What to expect? Ask our stager Lindsay and she’ll say that it’s not all that glamorous, and instead you get your hands dirty.
So I’m picturing a muddy living room or something to do with spilled juice and a dust storm…
Obviously, this is not the case. What Lindsay said was true though, the striking of a staging “set” does make for a bit of a morning workout. My task was to clear out the upper floor of the staged house of all accessories. A few forays up and down the stairs later with arms full of vases, big bags of bedding, lamps and large picture frames (pretending not to hear the falling-down-the-stairs-with-a -“smash-tinkle-tinkle” paranoia in the back of my head) and I was regretting the choice of a wool sweater that morning.

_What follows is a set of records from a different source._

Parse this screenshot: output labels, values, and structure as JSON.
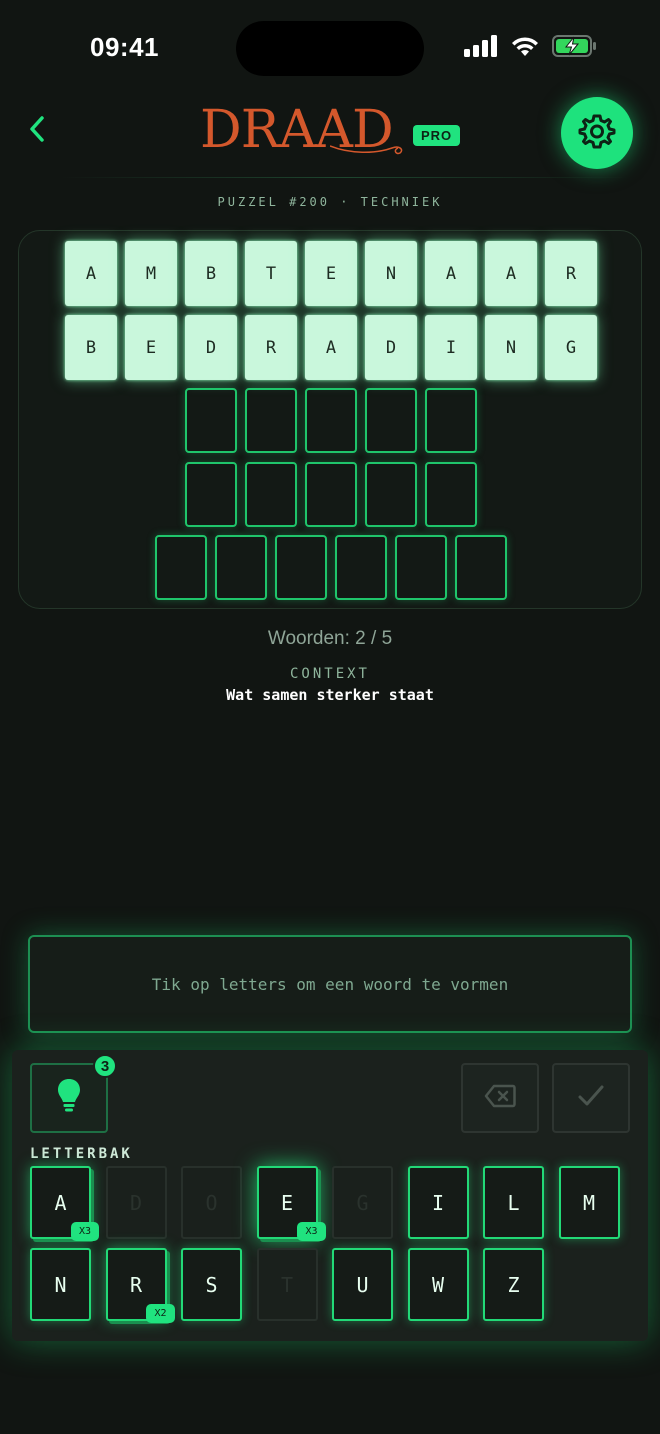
{
  "status": {
    "time": "09:41"
  },
  "header": {
    "logo": "DRAAD",
    "badge": "PRO"
  },
  "puzzle": {
    "label": "PUZZEL #200 · TECHNIEK"
  },
  "board": {
    "word1": [
      "A",
      "M",
      "B",
      "T",
      "E",
      "N",
      "A",
      "A",
      "R"
    ],
    "word2": [
      "B",
      "E",
      "D",
      "R",
      "A",
      "D",
      "I",
      "N",
      "G"
    ],
    "row3_length": 5,
    "row4_length": 5,
    "row5_length": 6
  },
  "progress": {
    "words": "Woorden: 2 / 5"
  },
  "context": {
    "label": "CONTEXT",
    "text": "Wat samen sterker staat"
  },
  "input": {
    "placeholder": "Tik op letters om een woord te vormen"
  },
  "panel": {
    "hint_count": "3",
    "letterbak_label": "LETTERBAK",
    "keys": [
      {
        "letter": "A",
        "mult": "X3",
        "used": false
      },
      {
        "letter": "D",
        "mult": "",
        "used": true
      },
      {
        "letter": "O",
        "mult": "",
        "used": true
      },
      {
        "letter": "E",
        "mult": "X3",
        "used": false
      },
      {
        "letter": "G",
        "mult": "",
        "used": true
      },
      {
        "letter": "I",
        "mult": "",
        "used": false
      },
      {
        "letter": "L",
        "mult": "",
        "used": false
      },
      {
        "letter": "M",
        "mult": "",
        "used": false
      },
      {
        "letter": "N",
        "mult": "",
        "used": false
      },
      {
        "letter": "R",
        "mult": "X2",
        "used": false
      },
      {
        "letter": "S",
        "mult": "",
        "used": false
      },
      {
        "letter": "T",
        "mult": "",
        "used": true
      },
      {
        "letter": "U",
        "mult": "",
        "used": false
      },
      {
        "letter": "W",
        "mult": "",
        "used": false
      },
      {
        "letter": "Z",
        "mult": "",
        "used": false
      }
    ]
  },
  "colors": {
    "accent": "#20e37f",
    "logo": "#d4582c",
    "background": "#111512"
  },
  "icons": [
    "back-chevron-icon",
    "gear-icon",
    "lightbulb-icon",
    "backspace-icon",
    "check-icon",
    "signal-icon",
    "wifi-icon",
    "battery-charging-icon"
  ]
}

With everything assembled on the gorgeous granite kitchen island of this multi-million dollar beauty, we pulled apart piles of bubble wrap and tissue paper and wrapped, sorted and carefully packed the items into boxes for removal back to the warehouse.
Have you ever noticed how what looks like not much stuff in a room, when pulled off the shelves suddenly becomes enough to sink a ship? It’s like books, when not placed side by side, realize that they finally have room to breathe, let out huge sighs and expand to twice their original thickness. Six forks on a table multiply to twenty when piled on the counter.
So I started considering, what could I get rid of in my own place?
In any case, we got it all done pretty quickly and contained what remained of the receding sea of packing materials by the time the movers had taken out the furniture and boxes of knick knacks.
If this is the dirtiest work, I’m inclined to think that this staging business is not so bad…
I started my staging experience with the take down of a previously staged home and am now looking forward to carrying on at the beginning!
More to come.